Book review: The Hunger Games

I watch a lot of movies and read a lot of books.

Therefore, I’d like to think that very little surprises me.  That said, I try to keep a pretty open mind, so when I open a new book or walk into a cinema, I’m likely to be more forgiving than other folk if a plotline seems ‘tired’ or ‘done before’.

So as I walked out of the movies after having watched The Hunger Games, my reaction was different to my accomplices.

They were critically analysing it from head to toe.  I, on the other hand, was enthralled.  So I immediately went home, got really sick, and read the book.

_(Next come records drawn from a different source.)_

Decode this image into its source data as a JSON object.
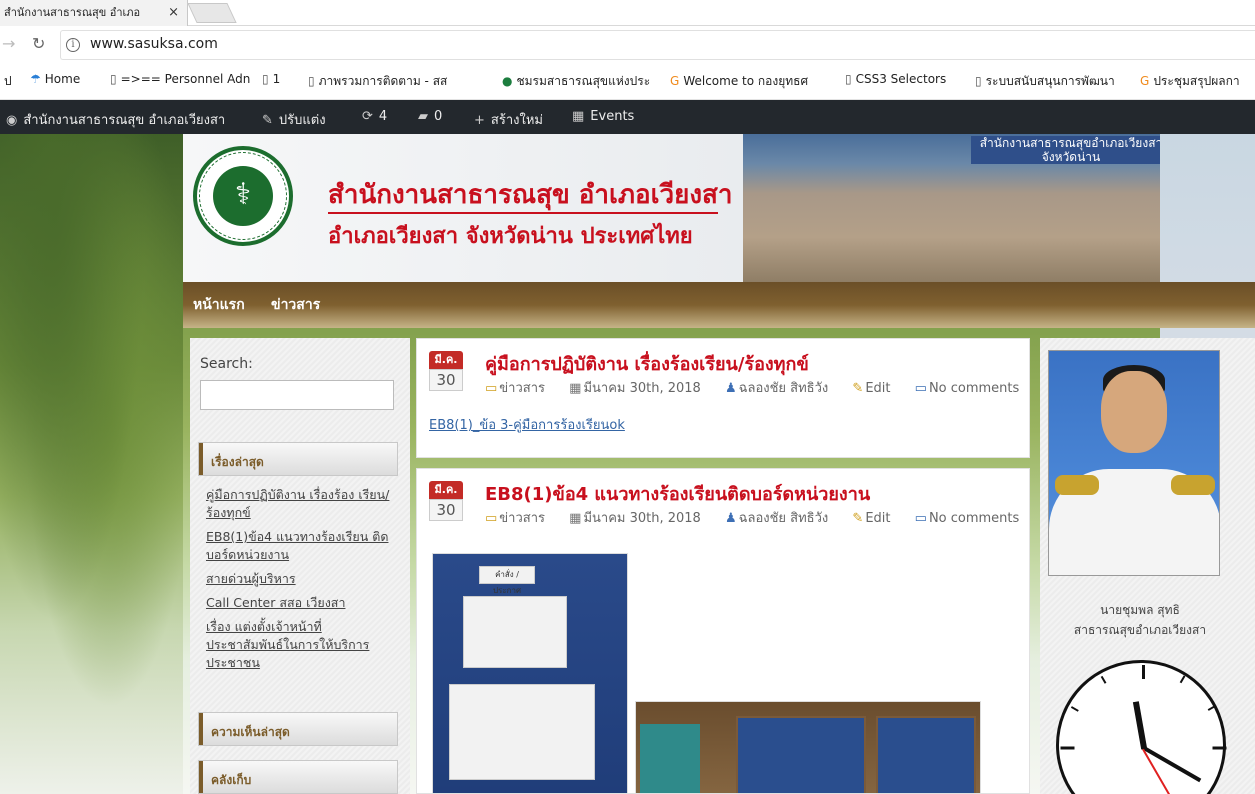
{
  "browser": {
    "tab_title": "สำนักงานสาธารณสุข อำเภอ",
    "tab_close": "×",
    "url": "www.sasuksa.com",
    "bookmarks": [
      {
        "label": "ป",
        "icon": "apps-icon"
      },
      {
        "label": "Home",
        "icon": "umbrella-icon"
      },
      {
        "label": "=>== Personnel Adn",
        "icon": "page-icon"
      },
      {
        "label": "1",
        "icon": "page-icon"
      },
      {
        "label": "ภาพรวมการติดตาม - สส",
        "icon": "page-icon"
      },
      {
        "label": "ชมรมสาธารณสุขแห่งประ",
        "icon": "green-logo-icon"
      },
      {
        "label": "Welcome to กองยุทธศ",
        "icon": "orange-g-icon"
      },
      {
        "label": "CSS3 Selectors",
        "icon": "page-icon"
      },
      {
        "label": "ระบบสนับสนุนการพัฒนา",
        "icon": "page-icon"
      },
      {
        "label": "ประชุมสรุปผลกา",
        "icon": "orange-g-icon"
      }
    ]
  },
  "adminbar": {
    "site_name": "สำนักงานสาธารณสุข อำเภอเวียงสา",
    "customize": "ปรับแต่ง",
    "updates": "4",
    "comments": "0",
    "new": "สร้างใหม่",
    "events": "Events"
  },
  "header": {
    "title_line1": "สำนักงานสาธารณสุข อำเภอเวียงสา",
    "title_line2": "อำเภอเวียงสา จังหวัดน่าน ประเทศไทย",
    "building_sign": "สำนักงานสาธารณสุขอำเภอเวียงสา จังหวัดน่าน"
  },
  "nav": {
    "items": [
      "หน้าแรก",
      "ข่าวสาร"
    ]
  },
  "sidebar_left": {
    "search_label": "Search:",
    "recent_heading": "เรื่องล่าสุด",
    "recent_posts": [
      "คู่มือการปฏิบัติงาน เรื่องร้อง เรียน/ร้องทุกข์",
      "EB8(1)ข้อ4 แนวทางร้องเรียน ติดบอร์ดหน่วยงาน",
      "สายด่วนผู้บริหาร",
      "Call Center สสอ เวียงสา",
      "เรื่อง แต่งตั้งเจ้าหน้าที่ ประชาสัมพันธ์ในการให้บริการ ประชาชน"
    ],
    "comments_heading": "ความเห็นล่าสุด",
    "archive_heading": "คลังเก็บ"
  },
  "posts": [
    {
      "month": "มี.ค.",
      "day": "30",
      "title": "คู่มือการปฏิบัติงาน เรื่องร้องเรียน/ร้องทุกข์",
      "category": "ข่าวสาร",
      "date": "มีนาคม 30th, 2018",
      "author": "ฉลองชัย สิทธิวัง",
      "edit": "Edit",
      "comments": "No comments",
      "link": "EB8(1)_ข้อ 3-คู่มือการร้องเรียนok"
    },
    {
      "month": "มี.ค.",
      "day": "30",
      "title": "EB8(1)ข้อ4 แนวทางร้องเรียนติดบอร์ดหน่วยงาน",
      "category": "ข่าวสาร",
      "date": "มีนาคม 30th, 2018",
      "author": "ฉลองชัย สิทธิวัง",
      "edit": "Edit",
      "comments": "No comments",
      "image_label": "คำสั่ง / ประกาศ"
    }
  ],
  "sidebar_right": {
    "name": "นายชุมพล สุทธิ",
    "position": "สาธารณสุขอำเภอเวียงสา"
  }
}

I think the reason for this is that I let myself get a bit more immersed in the movie/reading experience.  While my two cinema-going mates watched the film in a detached manner (always thinking about, from a writers’ perspective, what would flow naturally in the plotline), I tried to put myself in the protagonist’s shoes and try and become part of the movie.

I did the same thing with the book.

So, in The Hunger Games, when the hero (Katniss) was under attack, or her friend (Peeta) was struggling to survive, I was enthralled, gripped, and a bunch of other adjectives. My friends though were sitting back and quietly laughing under their breath as a somewhat ‘predictable’ plot element again surfaced.

And that’s how I felt after having read The Hunger Games.  It turned out, more or less, how I expected (hardly surprising since I'd already seen the movie!  But you get my point), yet I couldn’t put it down.

Every page seemed to have an unnatural pull on my fingers as I went from one chapter to the next.

Essentially, the plot takes place in a post-apocalyptic North America, where the almighty Capitol is surrounded by 12 districts which operate under a veiled form of slavery.

Once a year, two representatives from each district are selected to fight to the death against the rest of the districts in a tournament called The Hunger Games as a tribute to the Capitol.

The fact that I can sum up basically everything that happens in the entire 454 page book in two short paragraphs doesn’t, however, do justice to it.

The author draws on science fiction, westerns, romantic comedies, dramas, action, thrillers and teen-fiction to communicate a fantastic read.  It also, however, explores something much deeper.

The personal journey of Katniss as an overall unwilling participant in the Games is fascinating.  As she struggles with feelings of responsibility to her family, turning into a killer, fighting for the survival of friends, all through a fascinating first-person narrative, you couldn’t help but be drawn into her world.

The fact that it’s told entirely from her perspective is a great insight into the psyche and emotional conflict of Katniss as she progresses through the Games.  The best part was, Katniss’s personality doesn’t try and be all things to all people.  You genuinely feel her growth as a character as each page turns.

So while many will read this book and view it as just another Harry Potter or Twilight, I’d encourage you to approach it with a sense of ‘abandon’.

Let yourself be sucked into Katniss’ world and I can promise you’ll be glad you went on the journey.

By Suzanne Collins. 
Scholastic e-book; 454 pages, $5.99